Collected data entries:
◇ ◇ ◇

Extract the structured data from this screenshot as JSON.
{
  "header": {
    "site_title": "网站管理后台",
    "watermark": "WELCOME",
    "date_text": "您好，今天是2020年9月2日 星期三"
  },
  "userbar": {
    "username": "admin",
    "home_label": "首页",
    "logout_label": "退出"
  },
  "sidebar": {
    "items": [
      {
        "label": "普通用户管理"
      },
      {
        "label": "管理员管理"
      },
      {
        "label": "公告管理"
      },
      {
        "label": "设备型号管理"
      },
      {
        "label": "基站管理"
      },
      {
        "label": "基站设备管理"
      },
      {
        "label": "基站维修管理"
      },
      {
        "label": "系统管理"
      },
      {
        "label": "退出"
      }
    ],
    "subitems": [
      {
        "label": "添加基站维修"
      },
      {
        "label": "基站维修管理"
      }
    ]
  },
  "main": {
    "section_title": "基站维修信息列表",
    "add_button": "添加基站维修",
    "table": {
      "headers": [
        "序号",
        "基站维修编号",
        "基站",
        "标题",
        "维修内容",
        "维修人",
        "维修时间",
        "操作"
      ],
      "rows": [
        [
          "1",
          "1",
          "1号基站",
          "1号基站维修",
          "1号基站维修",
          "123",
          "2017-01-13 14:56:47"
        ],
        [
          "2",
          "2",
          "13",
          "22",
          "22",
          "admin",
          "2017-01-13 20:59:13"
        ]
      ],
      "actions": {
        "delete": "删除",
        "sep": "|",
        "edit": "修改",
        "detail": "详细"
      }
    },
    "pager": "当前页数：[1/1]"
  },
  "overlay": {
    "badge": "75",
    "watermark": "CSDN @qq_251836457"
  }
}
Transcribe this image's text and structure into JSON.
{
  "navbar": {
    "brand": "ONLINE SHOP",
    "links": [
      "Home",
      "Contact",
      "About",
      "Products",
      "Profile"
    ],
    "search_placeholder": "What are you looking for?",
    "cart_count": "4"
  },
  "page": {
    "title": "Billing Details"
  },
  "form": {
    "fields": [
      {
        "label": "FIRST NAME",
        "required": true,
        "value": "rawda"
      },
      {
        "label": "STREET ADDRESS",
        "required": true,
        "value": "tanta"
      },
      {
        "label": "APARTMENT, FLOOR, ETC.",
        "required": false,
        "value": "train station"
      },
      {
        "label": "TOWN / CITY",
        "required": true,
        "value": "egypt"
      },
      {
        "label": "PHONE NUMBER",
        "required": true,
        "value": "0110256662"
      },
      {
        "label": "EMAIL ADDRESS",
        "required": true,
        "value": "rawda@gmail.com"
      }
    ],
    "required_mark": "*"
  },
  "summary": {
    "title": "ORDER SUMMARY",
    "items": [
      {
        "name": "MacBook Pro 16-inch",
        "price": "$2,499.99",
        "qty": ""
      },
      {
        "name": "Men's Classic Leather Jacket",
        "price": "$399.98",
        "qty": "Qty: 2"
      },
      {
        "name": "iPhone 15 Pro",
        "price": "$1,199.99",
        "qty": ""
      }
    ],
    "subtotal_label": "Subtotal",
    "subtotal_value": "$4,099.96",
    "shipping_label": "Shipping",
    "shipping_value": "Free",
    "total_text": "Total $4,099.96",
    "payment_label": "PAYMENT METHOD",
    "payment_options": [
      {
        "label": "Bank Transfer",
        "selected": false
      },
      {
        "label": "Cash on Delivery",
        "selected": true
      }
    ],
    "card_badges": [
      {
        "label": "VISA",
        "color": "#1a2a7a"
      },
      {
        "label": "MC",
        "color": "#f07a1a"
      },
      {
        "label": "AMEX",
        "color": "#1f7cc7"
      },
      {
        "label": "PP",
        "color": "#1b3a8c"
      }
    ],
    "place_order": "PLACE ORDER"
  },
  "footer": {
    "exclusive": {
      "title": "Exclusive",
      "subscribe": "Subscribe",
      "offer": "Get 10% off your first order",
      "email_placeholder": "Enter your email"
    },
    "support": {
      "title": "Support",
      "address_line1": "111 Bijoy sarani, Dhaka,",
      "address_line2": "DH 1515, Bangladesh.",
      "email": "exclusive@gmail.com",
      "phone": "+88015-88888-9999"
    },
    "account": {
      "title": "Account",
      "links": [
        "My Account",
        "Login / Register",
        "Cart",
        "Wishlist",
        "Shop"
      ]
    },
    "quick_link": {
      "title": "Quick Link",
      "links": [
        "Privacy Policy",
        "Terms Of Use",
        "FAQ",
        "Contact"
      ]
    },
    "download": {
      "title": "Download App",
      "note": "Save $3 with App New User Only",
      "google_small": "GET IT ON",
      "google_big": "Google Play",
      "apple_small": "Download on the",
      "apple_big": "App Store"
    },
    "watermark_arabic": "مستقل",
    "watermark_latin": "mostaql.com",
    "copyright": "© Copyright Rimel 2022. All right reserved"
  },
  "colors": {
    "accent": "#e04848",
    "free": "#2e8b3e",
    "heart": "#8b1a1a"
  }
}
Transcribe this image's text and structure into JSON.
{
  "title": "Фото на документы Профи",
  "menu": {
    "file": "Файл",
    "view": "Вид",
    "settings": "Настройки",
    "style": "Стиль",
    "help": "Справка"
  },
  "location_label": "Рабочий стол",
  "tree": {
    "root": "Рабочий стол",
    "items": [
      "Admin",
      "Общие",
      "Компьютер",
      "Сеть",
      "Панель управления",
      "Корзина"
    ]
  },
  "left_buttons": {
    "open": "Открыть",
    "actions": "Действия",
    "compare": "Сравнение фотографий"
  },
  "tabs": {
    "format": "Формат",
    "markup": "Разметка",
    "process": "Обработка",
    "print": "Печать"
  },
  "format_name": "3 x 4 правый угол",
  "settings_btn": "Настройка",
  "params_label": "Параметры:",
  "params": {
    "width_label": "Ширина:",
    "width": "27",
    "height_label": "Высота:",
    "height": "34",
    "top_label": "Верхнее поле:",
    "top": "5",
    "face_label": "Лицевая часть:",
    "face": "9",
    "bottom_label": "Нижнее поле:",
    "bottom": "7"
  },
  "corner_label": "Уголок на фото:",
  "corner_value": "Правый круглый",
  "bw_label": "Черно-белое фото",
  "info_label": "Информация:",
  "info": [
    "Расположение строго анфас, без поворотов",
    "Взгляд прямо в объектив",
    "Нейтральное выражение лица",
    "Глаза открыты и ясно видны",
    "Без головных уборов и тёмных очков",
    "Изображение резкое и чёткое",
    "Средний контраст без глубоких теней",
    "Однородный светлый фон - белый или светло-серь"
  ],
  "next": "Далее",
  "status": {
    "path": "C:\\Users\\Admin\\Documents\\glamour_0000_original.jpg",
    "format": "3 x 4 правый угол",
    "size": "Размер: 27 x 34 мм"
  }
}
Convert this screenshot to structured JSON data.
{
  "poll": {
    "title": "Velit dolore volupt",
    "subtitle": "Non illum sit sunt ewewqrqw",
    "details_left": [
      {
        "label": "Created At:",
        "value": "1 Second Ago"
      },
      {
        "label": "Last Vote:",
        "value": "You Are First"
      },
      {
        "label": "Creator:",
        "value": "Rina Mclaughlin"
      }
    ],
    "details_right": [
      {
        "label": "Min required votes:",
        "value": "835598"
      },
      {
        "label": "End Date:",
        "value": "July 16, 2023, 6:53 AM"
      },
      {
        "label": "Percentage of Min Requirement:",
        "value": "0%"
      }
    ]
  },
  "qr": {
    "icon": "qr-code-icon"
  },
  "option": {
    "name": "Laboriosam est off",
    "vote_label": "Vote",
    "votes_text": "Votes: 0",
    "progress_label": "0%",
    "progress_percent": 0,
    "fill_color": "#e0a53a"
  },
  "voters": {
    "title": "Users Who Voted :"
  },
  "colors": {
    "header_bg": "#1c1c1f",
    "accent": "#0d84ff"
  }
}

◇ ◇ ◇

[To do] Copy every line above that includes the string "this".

[Your solution]
Extract the structured data from this screenshot as JSON.
Transcribe this image's text and structure into JSON.
Transcribe this image's text and structure into JSON.
Convert this screenshot to structured JSON data.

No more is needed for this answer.